The full set of entries must be copied exactly.

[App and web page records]
+ + + + + + +

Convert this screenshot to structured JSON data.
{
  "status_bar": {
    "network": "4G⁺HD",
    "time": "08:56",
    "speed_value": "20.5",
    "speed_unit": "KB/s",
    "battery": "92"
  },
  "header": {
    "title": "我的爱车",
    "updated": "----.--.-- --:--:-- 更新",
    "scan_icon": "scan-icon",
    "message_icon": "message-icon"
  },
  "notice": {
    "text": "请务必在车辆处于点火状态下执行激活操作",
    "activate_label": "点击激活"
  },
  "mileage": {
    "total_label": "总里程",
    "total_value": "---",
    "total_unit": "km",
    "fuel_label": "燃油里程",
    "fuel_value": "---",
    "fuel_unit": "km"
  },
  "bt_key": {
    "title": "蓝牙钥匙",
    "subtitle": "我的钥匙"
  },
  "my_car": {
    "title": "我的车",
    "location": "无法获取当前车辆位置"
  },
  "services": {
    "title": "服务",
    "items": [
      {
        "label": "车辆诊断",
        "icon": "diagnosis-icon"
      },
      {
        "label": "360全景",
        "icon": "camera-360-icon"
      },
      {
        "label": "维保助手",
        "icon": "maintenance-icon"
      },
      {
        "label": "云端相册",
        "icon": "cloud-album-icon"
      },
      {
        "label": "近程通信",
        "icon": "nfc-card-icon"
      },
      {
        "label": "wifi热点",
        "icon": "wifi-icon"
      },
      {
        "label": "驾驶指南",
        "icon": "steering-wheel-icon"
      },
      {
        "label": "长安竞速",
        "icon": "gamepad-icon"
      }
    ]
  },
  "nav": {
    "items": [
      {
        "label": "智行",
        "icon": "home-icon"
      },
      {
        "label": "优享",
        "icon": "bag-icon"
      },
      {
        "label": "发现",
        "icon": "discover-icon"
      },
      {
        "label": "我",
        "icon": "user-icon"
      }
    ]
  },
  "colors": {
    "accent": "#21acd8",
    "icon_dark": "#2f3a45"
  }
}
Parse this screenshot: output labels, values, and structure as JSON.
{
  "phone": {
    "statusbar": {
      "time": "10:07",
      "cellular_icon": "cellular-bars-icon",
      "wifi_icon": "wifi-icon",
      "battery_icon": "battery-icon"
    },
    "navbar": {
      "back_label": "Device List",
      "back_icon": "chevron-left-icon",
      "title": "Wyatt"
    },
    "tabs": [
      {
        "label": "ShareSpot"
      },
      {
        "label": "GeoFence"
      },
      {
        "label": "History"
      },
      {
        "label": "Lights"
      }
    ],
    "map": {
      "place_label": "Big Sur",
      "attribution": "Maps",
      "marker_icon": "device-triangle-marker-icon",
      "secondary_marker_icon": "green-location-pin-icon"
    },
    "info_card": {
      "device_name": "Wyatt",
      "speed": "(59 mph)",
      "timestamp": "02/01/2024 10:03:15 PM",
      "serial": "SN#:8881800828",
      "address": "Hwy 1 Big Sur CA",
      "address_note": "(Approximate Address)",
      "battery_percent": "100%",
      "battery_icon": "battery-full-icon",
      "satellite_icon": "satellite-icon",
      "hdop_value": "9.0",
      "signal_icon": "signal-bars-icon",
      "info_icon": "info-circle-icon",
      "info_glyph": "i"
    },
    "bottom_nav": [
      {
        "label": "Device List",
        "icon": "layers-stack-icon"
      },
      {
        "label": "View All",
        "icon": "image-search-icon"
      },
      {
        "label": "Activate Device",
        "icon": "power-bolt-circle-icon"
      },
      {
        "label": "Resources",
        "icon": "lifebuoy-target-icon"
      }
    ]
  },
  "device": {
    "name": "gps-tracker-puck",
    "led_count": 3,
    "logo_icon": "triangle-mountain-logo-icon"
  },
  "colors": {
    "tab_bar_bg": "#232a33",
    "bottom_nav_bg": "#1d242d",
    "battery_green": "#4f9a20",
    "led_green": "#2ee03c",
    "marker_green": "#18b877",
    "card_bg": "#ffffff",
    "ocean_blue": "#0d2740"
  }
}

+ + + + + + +

[Exercise output]
Convert this screenshot to structured JSON data.
{
  "status_bar": {
    "network": "4G⁺HD",
    "time": "08:56",
    "speed_value": "20.5",
    "speed_unit": "KB/s",
    "battery": "92"
  },
  "header": {
    "title": "我的爱车",
    "updated": "----.--.-- --:--:-- 更新",
    "scan_icon": "scan-icon",
    "message_icon": "message-icon"
  },
  "notice": {
    "text": "请务必在车辆处于点火状态下执行激活操作",
    "activate_label": "点击激活"
  },
  "mileage": {
    "total_label": "总里程",
    "total_value": "---",
    "total_unit": "km",
    "fuel_label": "燃油里程",
    "fuel_value": "---",
    "fuel_unit": "km"
  },
  "bt_key": {
    "title": "蓝牙钥匙",
    "subtitle": "我的钥匙"
  },
  "my_car": {
    "title": "我的车",
    "location": "无法获取当前车辆位置"
  },
  "services": {
    "title": "服务",
    "items": [
      {
        "label": "车辆诊断",
        "icon": "diagnosis-icon"
      },
      {
        "label": "360全景",
        "icon": "camera-360-icon"
      },
      {
        "label": "维保助手",
        "icon": "maintenance-icon"
      },
      {
        "label": "云端相册",
        "icon": "cloud-album-icon"
      },
      {
        "label": "近程通信",
        "icon": "nfc-card-icon"
      },
      {
        "label": "wifi热点",
        "icon": "wifi-icon"
      },
      {
        "label": "驾驶指南",
        "icon": "steering-wheel-icon"
      },
      {
        "label": "长安竞速",
        "icon": "gamepad-icon"
      }
    ]
  },
  "nav": {
    "items": [
      {
        "label": "智行",
        "icon": "home-icon"
      },
      {
        "label": "优享",
        "icon": "bag-icon"
      },
      {
        "label": "发现",
        "icon": "discover-icon"
      },
      {
        "label": "我",
        "icon": "user-icon"
      }
    ]
  },
  "colors": {
    "accent": "#21acd8",
    "icon_dark": "#2f3a45"
  }
}
Parse this screenshot: output labels, values, and structure as JSON.
{
  "phone": {
    "statusbar": {
      "time": "10:07",
      "cellular_icon": "cellular-bars-icon",
      "wifi_icon": "wifi-icon",
      "battery_icon": "battery-icon"
    },
    "navbar": {
      "back_label": "Device List",
      "back_icon": "chevron-left-icon",
      "title": "Wyatt"
    },
    "tabs": [
      {
        "label": "ShareSpot"
      },
      {
        "label": "GeoFence"
      },
      {
        "label": "History"
      },
      {
        "label": "Lights"
      }
    ],
    "map": {
      "place_label": "Big Sur",
      "attribution": "Maps",
      "marker_icon": "device-triangle-marker-icon",
      "secondary_marker_icon": "green-location-pin-icon"
    },
    "info_card": {
      "device_name": "Wyatt",
      "speed": "(59 mph)",
      "timestamp": "02/01/2024 10:03:15 PM",
      "serial": "SN#:8881800828",
      "address": "Hwy 1 Big Sur CA",
      "address_note": "(Approximate Address)",
      "battery_percent": "100%",
      "battery_icon": "battery-full-icon",
      "satellite_icon": "satellite-icon",
      "hdop_value": "9.0",
      "signal_icon": "signal-bars-icon",
      "info_icon": "info-circle-icon",
      "info_glyph": "i"
    },
    "bottom_nav": [
      {
        "label": "Device List",
        "icon": "layers-stack-icon"
      },
      {
        "label": "View All",
        "icon": "image-search-icon"
      },
      {
        "label": "Activate Device",
        "icon": "power-bolt-circle-icon"
      },
      {
        "label": "Resources",
        "icon": "lifebuoy-target-icon"
      }
    ]
  },
  "device": {
    "name": "gps-tracker-puck",
    "led_count": 3,
    "logo_icon": "triangle-mountain-logo-icon"
  },
  "colors": {
    "tab_bar_bg": "#232a33",
    "bottom_nav_bg": "#1d242d",
    "battery_green": "#4f9a20",
    "led_green": "#2ee03c",
    "marker_green": "#18b877",
    "card_bg": "#ffffff",
    "ocean_blue": "#0d2740"
  }
}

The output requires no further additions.